5/2/2013 9:58:00 PM Ask the contractor: Where is the best place to install HVAC?
Sandy Griffis Yavapai County Contractors Association
Q: We are building a new home in Prescott and have been given differing installation information for our HVAC system. Some representatives say to install it in the attic and some say to install in the crawlspace. In former homes our system has been installed in crawlspaces and the garage. Where should the system be installed for maximum efficiency?-Bob and Andy, Prescott
A: The three areas mentioned - crawlspace, attic and garage - are all acceptable per code. In talking with Mike Moyer, owner of Moyer's Heating and Cooling, Mike's recommendation is that, whenever possible, both the system and the ducting should be installed inside the thermal envelope (below the insulation line or above the vapor barrier). This would not be safe with an older open-burner gas style appliance, but for the best efficiency Mike suggests that you look for a dedicated mechanical room inside the thermal envelope. Installing the unit in the garage could possibly contaminate your home with fumes that would be carried in by the furnace or exposed ducting that was not properly sealed. So, sealing is of the utmost importance.
Freezing temperatures in both crawl spaces and attics will certainly adversely affect the efficiency and operation of your system.
We also took your question to Steve Voevodsky, owner of Energy Savings Heating & Cooling for comment. Prescott is considered primarily a heating market: We heat seven to eight months versus cooling two to four months of the year. Using that as a guideline, Steve feels that it is important to feed the air from the floor. The duct system should be designed to bring the air flow from the crawl into the home through floor registers. You would have to be cognizant of register placement to ensure that the registers are not covered up with furniture. And, when feeding air flow from the floor, it's important to make sure that you have adequate return air registers up high enough so that the hot air that does not rise by natural flow and will be pulled back into the system and redistributed. This will give your home a greater comfort level and should be less expensive to operate.
Both company representatives said that it is critically important when building a new home that the builder and the HVAC mechanical company consult together to ensure greater efficiency for your system.
Lots of clean-ups are going around our towns. Tomorrow, May 4, is Spring Clean-Up in Prescott Valley. From 8 a.m. to 4 p.m., you can bring your unwanted household items, yard debris and other items to a drop-off site by the wastewater treatment plant. The site is located east on Valley Road past the Ace Distribution Center.

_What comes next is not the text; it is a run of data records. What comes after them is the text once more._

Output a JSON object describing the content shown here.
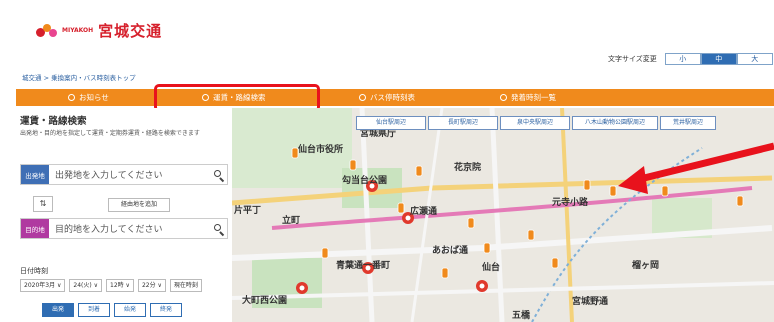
{
  "header": {
    "logo_small": "MIYAKOH",
    "logo_main": "宮城交通"
  },
  "font_size": {
    "label": "文字サイズ変更",
    "options": [
      "小",
      "中",
      "大"
    ],
    "active": "中"
  },
  "breadcrumb": "城交通 > 乗換案内・バス時刻表トップ",
  "nav": {
    "items": [
      "お知らせ",
      "運賃・路線検索",
      "バス停時刻表",
      "発着時刻一覧"
    ],
    "active": "運賃・路線検索"
  },
  "search": {
    "title": "運賃・路線検索",
    "description": "出発地・目的地を指定して運賃・定期券運賃・経路を検索できます",
    "origin_tag": "出発地",
    "origin_placeholder": "出発地を入力してください",
    "dest_tag": "目的地",
    "dest_placeholder": "目的地を入力してください",
    "swap_label": "⇅",
    "via_label": "経由地を追加",
    "datetime_label": "日付時刻",
    "date_parts": [
      "2020年3月 ∨",
      "24(火) ∨",
      "12時 ∨",
      "22分 ∨",
      "現在時刻"
    ],
    "modes": [
      "出発",
      "到着",
      "始発",
      "終発"
    ]
  },
  "map": {
    "station_tabs": [
      "仙台駅周辺",
      "長町駅周辺",
      "泉中央駅周辺",
      "八木山動物公園駅周辺",
      "荒井駅周辺"
    ],
    "place_labels": [
      "宮城県庁",
      "仙台市役所",
      "勾当台公園",
      "青葉通一番町",
      "あおば通",
      "仙台",
      "大町西公園",
      "宮城野通",
      "榴ヶ岡",
      "元寺小路",
      "広瀬通",
      "立町",
      "片平丁",
      "花京院",
      "五橋"
    ]
  },
  "colors": {
    "brand_red": "#d6202c",
    "nav_orange": "#f08a1c",
    "highlight_red": "#e8121c",
    "blue": "#2f6db3",
    "origin_tag": "#3f6fb5",
    "dest_tag": "#b03aa0"
  }
}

There is a charge for drop-off and there is an allowed/prohibited list of items. Call 759-3070 for more information.
Don't forget the free slash drop-off program taking place through June 30 at all county transfer stations: Black Canyon City, Camp Verde, Congress, Mayer, Paulden, Seligman and Skull Valley. This program is a great way to assist homeowners in developing necessary defensible space around their homes. The following items only will be accepted: brush, branches, grass and leaves and yard trimmings. All slash must be removed from plastic bags. No lumber, stumps, roots, cactus, metal or garbage will be allowed. Call 771-3183 with questions.